**PROBLEM DETAILS:** The word to look for is "title". Report every line of the entries below that has it.

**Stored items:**
↓↓↓

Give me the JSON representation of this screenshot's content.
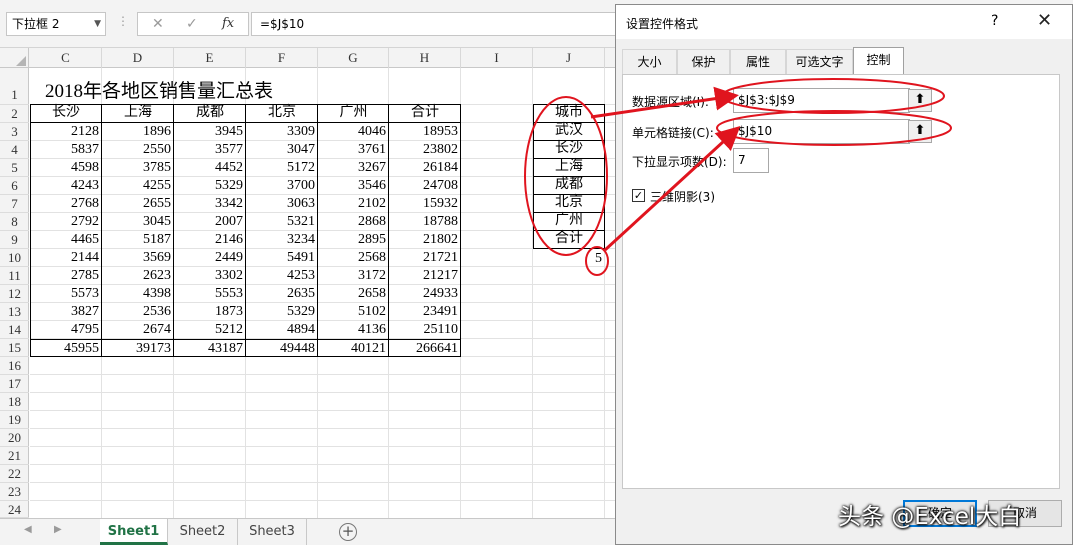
{
  "formula_bar": {
    "name_box": "下拉框 2",
    "cancel_glyph": "✕",
    "enter_glyph": "✓",
    "fx_label": "fx",
    "formula": "=$J$10"
  },
  "columns": [
    "C",
    "D",
    "E",
    "F",
    "G",
    "H",
    "I",
    "J"
  ],
  "rows": [
    "1",
    "2",
    "3",
    "4",
    "5",
    "6",
    "7",
    "8",
    "9",
    "10",
    "11",
    "12",
    "13",
    "14",
    "15",
    "16",
    "17",
    "18",
    "19",
    "20",
    "21",
    "22",
    "23",
    "24"
  ],
  "sheet": {
    "title": "2018年各地区销售量汇总表",
    "headers": [
      "长沙",
      "上海",
      "成都",
      "北京",
      "广州",
      "合计"
    ],
    "data": [
      [
        "2128",
        "1896",
        "3945",
        "3309",
        "4046",
        "18953"
      ],
      [
        "5837",
        "2550",
        "3577",
        "3047",
        "3761",
        "23802"
      ],
      [
        "4598",
        "3785",
        "4452",
        "5172",
        "3267",
        "26184"
      ],
      [
        "4243",
        "4255",
        "5329",
        "3700",
        "3546",
        "24708"
      ],
      [
        "2768",
        "2655",
        "3342",
        "3063",
        "2102",
        "15932"
      ],
      [
        "2792",
        "3045",
        "2007",
        "5321",
        "2868",
        "18788"
      ],
      [
        "4465",
        "5187",
        "2146",
        "3234",
        "2895",
        "21802"
      ],
      [
        "2144",
        "3569",
        "2449",
        "5491",
        "2568",
        "21721"
      ],
      [
        "2785",
        "2623",
        "3302",
        "4253",
        "3172",
        "21217"
      ],
      [
        "5573",
        "4398",
        "5553",
        "2635",
        "2658",
        "24933"
      ],
      [
        "3827",
        "2536",
        "1873",
        "5329",
        "5102",
        "23491"
      ],
      [
        "4795",
        "2674",
        "5212",
        "4894",
        "4136",
        "25110"
      ]
    ],
    "totals": [
      "45955",
      "39173",
      "43187",
      "49448",
      "40121",
      "266641"
    ],
    "list_range": [
      "城市",
      "武汉",
      "长沙",
      "上海",
      "成都",
      "北京",
      "广州",
      "合计"
    ],
    "linked_value": "5"
  },
  "sheet_tabs": [
    "Sheet1",
    "Sheet2",
    "Sheet3"
  ],
  "dialog": {
    "title": "设置控件格式",
    "help": "?",
    "close": "✕",
    "tabs": [
      "大小",
      "保护",
      "属性",
      "可选文字",
      "控制"
    ],
    "input_range_label": "数据源区域(I):",
    "input_range_value": "$J$3:$J$9",
    "cell_link_label": "单元格链接(C):",
    "cell_link_value": "$J$10",
    "dropdown_lines_label": "下拉显示项数(D):",
    "dropdown_lines_value": "7",
    "shading_label": "三维阴影(3)",
    "shading_checked": true,
    "ok_label": "确定",
    "cancel_label": "取消"
  },
  "watermark": "头条 @Excel大白",
  "colors": {
    "annotation": "#e0141e",
    "excel_green": "#217346",
    "accent": "#0078d7"
  }
}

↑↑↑

**RESULT OF THIS TASK:**
    "title": "2018年各地区销售量汇总表",
    "title": "设置控件格式",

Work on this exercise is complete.